§ PROBLEM: Pull every line with "name" from the entries below.

Items from an interface collection:
*** Block opens ***

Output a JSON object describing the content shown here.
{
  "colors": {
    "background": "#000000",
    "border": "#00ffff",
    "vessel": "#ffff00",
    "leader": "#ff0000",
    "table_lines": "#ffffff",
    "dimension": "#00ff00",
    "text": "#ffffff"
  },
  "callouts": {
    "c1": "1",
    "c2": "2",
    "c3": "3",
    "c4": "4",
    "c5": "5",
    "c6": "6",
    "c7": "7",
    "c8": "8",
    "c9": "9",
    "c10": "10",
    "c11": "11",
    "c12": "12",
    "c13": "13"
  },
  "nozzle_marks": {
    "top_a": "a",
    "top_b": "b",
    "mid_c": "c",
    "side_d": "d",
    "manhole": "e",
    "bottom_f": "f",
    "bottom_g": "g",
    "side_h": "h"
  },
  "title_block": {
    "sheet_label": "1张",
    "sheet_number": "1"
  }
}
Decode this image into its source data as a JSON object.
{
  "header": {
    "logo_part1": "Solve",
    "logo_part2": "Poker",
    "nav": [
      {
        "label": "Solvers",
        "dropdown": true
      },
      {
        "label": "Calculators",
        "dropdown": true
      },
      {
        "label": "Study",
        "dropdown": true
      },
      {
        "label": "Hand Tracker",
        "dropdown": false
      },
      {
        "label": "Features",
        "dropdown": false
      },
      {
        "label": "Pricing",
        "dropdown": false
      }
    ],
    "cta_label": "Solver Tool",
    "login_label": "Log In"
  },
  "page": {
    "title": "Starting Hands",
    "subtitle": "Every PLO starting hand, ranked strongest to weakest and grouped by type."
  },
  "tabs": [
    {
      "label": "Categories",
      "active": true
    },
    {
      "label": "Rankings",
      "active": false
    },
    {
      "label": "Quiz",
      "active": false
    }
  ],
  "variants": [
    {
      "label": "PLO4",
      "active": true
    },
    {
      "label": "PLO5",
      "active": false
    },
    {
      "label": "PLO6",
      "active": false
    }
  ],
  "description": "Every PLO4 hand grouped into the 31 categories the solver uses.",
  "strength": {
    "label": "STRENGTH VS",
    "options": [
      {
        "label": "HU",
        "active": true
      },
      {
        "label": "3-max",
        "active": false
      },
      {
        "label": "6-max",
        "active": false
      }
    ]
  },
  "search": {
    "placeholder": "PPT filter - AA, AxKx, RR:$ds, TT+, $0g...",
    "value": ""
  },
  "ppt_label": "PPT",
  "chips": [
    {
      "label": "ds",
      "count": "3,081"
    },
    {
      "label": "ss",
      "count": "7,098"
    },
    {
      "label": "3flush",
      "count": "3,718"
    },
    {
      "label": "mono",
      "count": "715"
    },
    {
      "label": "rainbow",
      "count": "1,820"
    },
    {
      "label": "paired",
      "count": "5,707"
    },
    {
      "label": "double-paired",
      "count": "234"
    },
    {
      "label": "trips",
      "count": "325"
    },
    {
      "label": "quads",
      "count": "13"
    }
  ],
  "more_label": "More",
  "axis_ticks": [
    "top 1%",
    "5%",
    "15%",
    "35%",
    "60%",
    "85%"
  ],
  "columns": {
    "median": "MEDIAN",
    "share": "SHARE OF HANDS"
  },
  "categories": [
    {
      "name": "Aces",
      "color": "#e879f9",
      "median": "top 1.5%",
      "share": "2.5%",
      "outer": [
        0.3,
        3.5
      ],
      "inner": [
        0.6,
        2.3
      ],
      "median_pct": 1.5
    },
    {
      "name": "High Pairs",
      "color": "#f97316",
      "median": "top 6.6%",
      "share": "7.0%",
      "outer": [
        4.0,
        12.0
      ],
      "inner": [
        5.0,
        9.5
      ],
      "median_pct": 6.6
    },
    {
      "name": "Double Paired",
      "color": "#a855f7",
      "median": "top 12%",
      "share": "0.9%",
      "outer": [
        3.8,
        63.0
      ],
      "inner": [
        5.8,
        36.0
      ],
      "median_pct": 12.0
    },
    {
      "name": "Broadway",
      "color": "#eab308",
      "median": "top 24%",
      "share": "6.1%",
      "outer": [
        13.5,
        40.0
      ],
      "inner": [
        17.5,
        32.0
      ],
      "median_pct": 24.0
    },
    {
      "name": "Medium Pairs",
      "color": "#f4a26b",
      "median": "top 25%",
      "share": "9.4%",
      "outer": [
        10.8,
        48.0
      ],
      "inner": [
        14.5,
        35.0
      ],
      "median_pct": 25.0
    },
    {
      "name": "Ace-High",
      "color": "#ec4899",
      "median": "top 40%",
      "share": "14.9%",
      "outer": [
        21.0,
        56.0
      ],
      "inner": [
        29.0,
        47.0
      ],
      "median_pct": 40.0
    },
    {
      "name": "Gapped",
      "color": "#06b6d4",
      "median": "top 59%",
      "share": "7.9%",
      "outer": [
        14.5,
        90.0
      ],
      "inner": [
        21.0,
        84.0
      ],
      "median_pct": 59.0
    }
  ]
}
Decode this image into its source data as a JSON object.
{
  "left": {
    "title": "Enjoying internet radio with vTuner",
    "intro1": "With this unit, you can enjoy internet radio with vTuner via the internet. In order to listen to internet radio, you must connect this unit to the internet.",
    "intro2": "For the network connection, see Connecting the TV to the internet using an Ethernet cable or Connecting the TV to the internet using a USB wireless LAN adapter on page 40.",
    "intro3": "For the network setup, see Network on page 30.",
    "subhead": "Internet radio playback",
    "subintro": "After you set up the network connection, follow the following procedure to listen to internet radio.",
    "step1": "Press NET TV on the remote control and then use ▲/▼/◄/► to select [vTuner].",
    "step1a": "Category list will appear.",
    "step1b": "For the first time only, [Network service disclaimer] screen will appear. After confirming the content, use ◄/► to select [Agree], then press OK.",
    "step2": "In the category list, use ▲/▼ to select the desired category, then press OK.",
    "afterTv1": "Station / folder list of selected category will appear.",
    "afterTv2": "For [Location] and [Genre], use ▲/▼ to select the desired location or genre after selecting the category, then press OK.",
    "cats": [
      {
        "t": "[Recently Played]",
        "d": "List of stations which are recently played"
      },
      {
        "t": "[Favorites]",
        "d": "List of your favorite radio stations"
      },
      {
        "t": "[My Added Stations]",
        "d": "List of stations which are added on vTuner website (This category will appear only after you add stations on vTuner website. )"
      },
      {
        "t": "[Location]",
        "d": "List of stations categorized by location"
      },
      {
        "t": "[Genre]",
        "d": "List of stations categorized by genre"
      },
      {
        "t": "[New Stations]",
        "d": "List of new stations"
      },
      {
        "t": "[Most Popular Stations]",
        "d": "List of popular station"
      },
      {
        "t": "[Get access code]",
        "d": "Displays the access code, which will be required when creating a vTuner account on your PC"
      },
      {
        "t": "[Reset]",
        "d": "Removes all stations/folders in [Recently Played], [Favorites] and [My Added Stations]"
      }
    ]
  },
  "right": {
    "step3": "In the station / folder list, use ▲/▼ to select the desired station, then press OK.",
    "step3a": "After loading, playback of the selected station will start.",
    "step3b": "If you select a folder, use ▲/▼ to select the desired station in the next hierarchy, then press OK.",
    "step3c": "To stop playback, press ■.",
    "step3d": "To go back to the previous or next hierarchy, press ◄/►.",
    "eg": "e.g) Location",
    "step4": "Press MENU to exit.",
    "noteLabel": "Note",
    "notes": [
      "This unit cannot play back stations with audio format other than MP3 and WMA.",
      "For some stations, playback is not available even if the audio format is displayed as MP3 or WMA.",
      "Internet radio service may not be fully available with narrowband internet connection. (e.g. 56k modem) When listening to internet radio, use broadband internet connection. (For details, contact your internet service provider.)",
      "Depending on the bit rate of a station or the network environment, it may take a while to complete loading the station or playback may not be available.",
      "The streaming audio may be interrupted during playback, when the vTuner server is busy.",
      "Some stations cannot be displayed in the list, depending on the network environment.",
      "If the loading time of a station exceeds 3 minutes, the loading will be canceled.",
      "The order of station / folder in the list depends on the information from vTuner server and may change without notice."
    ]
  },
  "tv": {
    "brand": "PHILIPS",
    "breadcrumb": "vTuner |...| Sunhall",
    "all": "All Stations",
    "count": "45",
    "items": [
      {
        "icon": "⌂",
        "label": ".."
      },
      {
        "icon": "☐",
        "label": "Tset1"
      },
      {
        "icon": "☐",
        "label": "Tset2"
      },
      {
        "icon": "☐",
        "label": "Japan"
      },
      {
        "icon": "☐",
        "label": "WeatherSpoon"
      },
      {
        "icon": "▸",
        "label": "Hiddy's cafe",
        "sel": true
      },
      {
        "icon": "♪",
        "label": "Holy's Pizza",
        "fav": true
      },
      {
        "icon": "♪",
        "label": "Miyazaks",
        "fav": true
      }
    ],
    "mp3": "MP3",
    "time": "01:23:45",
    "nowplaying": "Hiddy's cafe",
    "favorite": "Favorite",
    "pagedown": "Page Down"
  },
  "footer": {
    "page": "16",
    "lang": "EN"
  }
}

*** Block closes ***

§ ANSWER BOX:
      "name": "Aces",
      "name": "High Pairs",
      "name": "Double Paired",
      "name": "Broadway",
      "name": "Medium Pairs",
      "name": "Ace-High",
      "name": "Gapped",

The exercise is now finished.